Whenever the word "name" turns up in a line of the data below, copy that line.

---------- MATERIAL FOR THIS TASK

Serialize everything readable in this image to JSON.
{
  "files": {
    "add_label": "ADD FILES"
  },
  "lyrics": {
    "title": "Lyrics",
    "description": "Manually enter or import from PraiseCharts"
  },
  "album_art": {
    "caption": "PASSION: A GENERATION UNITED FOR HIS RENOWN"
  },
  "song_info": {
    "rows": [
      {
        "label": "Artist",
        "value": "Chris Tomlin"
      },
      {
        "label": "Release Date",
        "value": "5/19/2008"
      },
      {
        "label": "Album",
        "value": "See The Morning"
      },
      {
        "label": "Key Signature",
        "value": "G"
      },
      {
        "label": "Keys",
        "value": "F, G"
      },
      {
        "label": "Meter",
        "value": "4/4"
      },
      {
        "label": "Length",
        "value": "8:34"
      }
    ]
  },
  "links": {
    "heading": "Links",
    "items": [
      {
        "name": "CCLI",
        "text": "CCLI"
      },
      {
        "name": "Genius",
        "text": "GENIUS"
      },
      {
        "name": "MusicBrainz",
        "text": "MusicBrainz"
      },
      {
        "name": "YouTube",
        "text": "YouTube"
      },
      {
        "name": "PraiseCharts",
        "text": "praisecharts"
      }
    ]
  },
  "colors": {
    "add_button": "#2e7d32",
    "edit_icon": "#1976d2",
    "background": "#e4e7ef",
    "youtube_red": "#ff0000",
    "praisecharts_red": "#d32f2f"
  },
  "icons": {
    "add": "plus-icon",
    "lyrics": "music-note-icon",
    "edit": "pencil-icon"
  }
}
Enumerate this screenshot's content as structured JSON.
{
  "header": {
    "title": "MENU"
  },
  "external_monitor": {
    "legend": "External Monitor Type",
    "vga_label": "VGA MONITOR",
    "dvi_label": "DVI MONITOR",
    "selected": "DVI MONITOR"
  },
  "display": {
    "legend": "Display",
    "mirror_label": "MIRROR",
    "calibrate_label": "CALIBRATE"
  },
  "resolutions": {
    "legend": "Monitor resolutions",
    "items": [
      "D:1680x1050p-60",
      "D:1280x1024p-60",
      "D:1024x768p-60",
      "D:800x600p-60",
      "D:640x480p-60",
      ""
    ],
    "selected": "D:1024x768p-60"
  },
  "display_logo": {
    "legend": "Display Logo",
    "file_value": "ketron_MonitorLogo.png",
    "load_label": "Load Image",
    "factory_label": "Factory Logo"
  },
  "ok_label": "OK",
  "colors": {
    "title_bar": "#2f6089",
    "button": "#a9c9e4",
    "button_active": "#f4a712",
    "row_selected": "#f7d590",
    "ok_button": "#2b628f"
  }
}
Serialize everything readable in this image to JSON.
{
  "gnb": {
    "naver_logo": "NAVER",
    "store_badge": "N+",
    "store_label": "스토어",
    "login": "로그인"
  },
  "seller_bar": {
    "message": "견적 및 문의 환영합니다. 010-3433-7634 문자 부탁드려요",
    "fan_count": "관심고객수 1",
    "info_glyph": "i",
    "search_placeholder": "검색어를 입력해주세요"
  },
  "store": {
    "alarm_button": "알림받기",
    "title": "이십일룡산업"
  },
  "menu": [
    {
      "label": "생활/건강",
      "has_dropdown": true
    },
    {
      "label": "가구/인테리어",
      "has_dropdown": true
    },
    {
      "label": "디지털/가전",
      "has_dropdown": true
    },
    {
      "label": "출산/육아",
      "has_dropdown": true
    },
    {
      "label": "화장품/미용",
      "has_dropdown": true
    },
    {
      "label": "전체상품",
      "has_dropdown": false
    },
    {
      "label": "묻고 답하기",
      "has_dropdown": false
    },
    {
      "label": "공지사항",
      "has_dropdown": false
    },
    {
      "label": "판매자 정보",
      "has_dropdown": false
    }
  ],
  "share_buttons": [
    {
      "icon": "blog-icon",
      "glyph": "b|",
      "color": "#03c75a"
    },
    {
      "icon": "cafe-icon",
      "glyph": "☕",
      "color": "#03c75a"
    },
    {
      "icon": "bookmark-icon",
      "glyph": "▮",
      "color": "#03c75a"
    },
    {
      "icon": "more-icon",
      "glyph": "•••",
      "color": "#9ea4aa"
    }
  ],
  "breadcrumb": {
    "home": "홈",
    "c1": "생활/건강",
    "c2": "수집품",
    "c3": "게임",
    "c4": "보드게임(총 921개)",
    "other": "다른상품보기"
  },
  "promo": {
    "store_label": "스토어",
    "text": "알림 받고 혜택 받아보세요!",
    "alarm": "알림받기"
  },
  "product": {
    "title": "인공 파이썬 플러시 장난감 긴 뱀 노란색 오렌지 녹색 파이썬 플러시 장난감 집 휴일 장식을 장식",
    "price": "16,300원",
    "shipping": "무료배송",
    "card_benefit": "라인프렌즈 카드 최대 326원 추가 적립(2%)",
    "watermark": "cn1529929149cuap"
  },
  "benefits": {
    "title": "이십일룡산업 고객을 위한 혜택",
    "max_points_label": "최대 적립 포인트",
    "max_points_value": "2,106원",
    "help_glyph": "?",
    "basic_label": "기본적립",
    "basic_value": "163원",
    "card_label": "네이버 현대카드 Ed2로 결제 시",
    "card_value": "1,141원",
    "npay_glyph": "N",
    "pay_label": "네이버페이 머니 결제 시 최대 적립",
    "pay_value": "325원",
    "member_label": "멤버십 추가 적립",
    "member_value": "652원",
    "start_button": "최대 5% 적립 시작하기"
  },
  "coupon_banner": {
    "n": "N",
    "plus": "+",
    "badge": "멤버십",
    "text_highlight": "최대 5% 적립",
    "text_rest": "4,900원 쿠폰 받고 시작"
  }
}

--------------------

▶ EXERCISE RESPONSE:
        "name": "CCLI",
        "name": "Genius",
        "name": "MusicBrainz",
        "name": "YouTube",
        "name": "PraiseCharts",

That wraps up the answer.